Prefab houses can normally save you quite a lot of cash. Since they are constructed in a factory, they can be constructed fairly fast -- within a matter of weeks, as opposed to months -- since there aren't any weather delays. Additional all inspections are conducted in the mill during every stage of building by a third party inspector, and so are completed before the houses are transported to their permanent places.
Prefabricated houses are made on non-removable metallic chassis. If you're looking at a home that you think could be prefab but whose markers have been removed, look for smaller holes in the construction where the markers must be.
Every modular home needs to have a little metal label on the exterior of every section, or in kitchen cabinets and bedroom cabinets. If you can't find them, you need to be able to locate details about the house in the electrical panel box. The labels incorporate the date that is manufacturing.
It is very crucial to notice, however, that the more complex the layout and specs, the more your house will cost. Electrical, plumbing and duct work are often not factored into the initial pricing, therefore your final cost could be 20 percent greater than the builder's estimate. You might also must put in a septic system, natural gas or a basement; these, also, will enhance your bottom line.
One other important point to note is that the rules on this article apply only to U.S. residents. If you live in another state, you'll need to look at that nation's guidelines.
It's possible to add any kind of window or architectural aspect that you desire. Nearly all host programs could be flipped into modular houses, which means you can make your dream home.
Modular homes are much more energy-efficient, so your monthly expenses will be considerably less. They are also environmentally friendly. There are a terrific selection of houses from which to select, and lots of architects focus in designing modular houses.
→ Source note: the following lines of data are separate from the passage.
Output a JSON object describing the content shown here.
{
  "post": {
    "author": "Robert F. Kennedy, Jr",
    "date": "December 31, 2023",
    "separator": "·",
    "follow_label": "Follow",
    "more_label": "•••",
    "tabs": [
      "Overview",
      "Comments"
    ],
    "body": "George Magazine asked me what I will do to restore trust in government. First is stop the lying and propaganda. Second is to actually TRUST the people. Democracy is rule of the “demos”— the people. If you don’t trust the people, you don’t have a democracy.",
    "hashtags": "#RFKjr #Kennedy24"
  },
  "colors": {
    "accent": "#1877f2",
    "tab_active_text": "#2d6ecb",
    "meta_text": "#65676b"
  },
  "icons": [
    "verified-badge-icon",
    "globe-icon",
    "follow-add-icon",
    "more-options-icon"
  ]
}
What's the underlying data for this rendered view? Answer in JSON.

Just like almost any home, modular homes could be enlarged.
When thinking of a modular home, it is very important to shop around, as not all businesses which make factory-built houses are alike. There may be major differences in quality, cost and service. Like buying or building any home, it is critical to do your own study.
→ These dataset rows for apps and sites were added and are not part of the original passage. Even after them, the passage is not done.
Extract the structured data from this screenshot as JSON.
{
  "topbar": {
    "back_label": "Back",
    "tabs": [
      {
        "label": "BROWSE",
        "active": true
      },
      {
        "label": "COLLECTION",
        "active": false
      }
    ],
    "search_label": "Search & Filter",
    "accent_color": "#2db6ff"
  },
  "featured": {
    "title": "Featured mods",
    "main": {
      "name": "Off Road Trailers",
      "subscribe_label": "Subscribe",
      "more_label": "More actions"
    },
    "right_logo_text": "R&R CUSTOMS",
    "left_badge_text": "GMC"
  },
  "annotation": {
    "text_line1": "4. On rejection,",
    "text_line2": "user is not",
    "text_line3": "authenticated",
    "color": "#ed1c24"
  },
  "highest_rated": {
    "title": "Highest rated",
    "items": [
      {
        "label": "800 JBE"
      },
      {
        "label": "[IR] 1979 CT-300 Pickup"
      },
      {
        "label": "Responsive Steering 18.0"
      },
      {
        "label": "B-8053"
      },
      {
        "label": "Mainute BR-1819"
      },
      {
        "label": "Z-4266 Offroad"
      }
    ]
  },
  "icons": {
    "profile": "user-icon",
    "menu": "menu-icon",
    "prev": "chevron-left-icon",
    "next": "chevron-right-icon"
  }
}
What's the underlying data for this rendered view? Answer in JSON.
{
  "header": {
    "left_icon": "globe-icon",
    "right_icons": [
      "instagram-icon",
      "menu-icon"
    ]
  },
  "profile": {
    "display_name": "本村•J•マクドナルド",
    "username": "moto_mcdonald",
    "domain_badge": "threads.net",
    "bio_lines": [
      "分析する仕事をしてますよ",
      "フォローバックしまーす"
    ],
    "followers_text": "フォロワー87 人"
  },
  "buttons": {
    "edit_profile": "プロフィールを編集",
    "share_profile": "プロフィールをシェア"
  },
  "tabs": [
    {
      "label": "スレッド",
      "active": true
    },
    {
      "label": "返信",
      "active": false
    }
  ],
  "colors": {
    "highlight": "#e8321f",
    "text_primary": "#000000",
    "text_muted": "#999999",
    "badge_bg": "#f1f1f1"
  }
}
A homeowner should have the property on which the house will live; based on your location, that might cost upwards of $100,000. Unlike ordinary homes, the lots can't be built on subdivisions. The initial fees may be cost-prohibitive for a few; the contractor must be paid first, and generally, before the procedure has been finished (or, sometimes, before it's started ).
Modular and manufactured homes are not the same. Manufactured homes are not placed on permanent bases. Manufactured homes, sometimes referred to as (but aren't always) mobile houses, may be transferred from 1 location into another. There are specific regulations and laws regarding those relocations.
Modular homes may be cheaper than site-built houses. Their shorter construct time will help save you money on the total construction. Home inspections are not needed, because these are done in the mill.
Would you think of a modular house for yourself, or are you more of a traditionalist?
1 alternative is to receive a unique construction loan. This loan is valid for one year; if the work is completed, the dealer will pay off the loan and a traditional mortgage will be issued. Therefore, it's important you know your budget and shop around.
If you're designing your own home, it's very important to ask specific questions, as each manufacturer works under another set of instructions. Modular homes offer hundreds of personalized features that include (but are not confined to) ceramic floors, solid-surface countertops, various cabinet designs and hardwood species, outdoor finishes, plumbing fixtures, etc.. ) It is possible to basically customize your house.
A factory-built house starts out as segments that have been built in a climate-controlled area. The segments then assembled with cranes and are transported to the building site. This method resembles a child building with Lego blocks. Modular homes can't be moved once they have been placed and put on their own foundations.
Since modular homes are built indoors, they may be finished in a matter of a few weeks, as opposed to months. They do not observe the normal on-site delays caused predominantly from the weather. Modular homes must adapt to specific guidelines, rules and construction codes that often surpass those of conventional on-site homes.
Contrary to popular misconception, most modular houses do not look alike. Modular homes don't have any design limitations. You can make any kind of modular house you desire, whether you want a standard center-hall colonial or even some Mediterranean.
A home is one which is built indoors in a factory-like setting. The final products are coated and transported to their new places, where they're constructed by a builder. A modular home is not a mobile home; it's just a home that is constructed off-site, instead of on-site.